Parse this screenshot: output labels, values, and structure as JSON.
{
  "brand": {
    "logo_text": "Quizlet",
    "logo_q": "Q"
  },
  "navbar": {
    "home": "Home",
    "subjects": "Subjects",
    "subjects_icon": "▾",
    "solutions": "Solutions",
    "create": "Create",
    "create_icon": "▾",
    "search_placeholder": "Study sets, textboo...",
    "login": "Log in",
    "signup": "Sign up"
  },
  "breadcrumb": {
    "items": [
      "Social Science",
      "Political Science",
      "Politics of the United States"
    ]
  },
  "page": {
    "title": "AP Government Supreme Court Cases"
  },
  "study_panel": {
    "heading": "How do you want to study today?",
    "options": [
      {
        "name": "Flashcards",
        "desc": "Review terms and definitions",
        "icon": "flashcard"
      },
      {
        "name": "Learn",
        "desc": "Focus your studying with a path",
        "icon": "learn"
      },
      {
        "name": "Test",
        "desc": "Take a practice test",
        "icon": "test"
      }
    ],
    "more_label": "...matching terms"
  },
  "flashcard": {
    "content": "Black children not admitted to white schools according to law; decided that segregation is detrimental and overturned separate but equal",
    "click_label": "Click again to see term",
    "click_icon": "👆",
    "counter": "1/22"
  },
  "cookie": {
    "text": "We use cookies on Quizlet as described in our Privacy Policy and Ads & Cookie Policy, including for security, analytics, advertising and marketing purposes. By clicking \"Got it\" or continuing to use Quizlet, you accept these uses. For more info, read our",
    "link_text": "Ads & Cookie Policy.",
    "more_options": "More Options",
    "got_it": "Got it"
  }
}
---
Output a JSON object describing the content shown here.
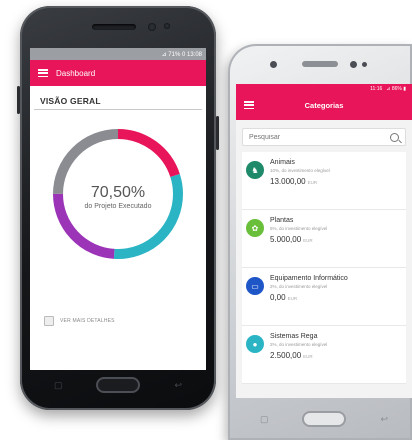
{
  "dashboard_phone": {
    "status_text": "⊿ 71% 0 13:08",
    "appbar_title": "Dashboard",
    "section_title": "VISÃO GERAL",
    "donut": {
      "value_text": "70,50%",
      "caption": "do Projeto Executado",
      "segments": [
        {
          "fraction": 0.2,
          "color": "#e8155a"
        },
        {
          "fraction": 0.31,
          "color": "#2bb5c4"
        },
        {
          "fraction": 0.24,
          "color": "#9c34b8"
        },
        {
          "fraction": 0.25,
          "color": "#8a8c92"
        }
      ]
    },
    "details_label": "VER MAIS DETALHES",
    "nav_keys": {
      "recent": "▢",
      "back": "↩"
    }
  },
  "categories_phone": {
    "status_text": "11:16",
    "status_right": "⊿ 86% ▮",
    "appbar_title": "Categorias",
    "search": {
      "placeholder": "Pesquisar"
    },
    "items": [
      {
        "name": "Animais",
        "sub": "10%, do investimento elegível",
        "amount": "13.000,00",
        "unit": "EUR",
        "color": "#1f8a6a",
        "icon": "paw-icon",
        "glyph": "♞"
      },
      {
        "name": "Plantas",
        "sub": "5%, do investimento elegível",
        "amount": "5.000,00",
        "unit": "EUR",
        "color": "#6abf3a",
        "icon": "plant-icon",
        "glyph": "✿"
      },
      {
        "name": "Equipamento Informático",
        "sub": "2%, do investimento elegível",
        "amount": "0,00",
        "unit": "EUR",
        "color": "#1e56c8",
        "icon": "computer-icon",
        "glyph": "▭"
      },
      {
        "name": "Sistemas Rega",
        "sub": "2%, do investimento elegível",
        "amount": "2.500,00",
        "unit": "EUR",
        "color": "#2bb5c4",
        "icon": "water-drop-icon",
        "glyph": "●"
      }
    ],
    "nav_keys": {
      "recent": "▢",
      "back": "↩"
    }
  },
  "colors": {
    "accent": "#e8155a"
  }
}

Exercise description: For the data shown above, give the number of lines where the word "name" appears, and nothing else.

Output of the exercise: 7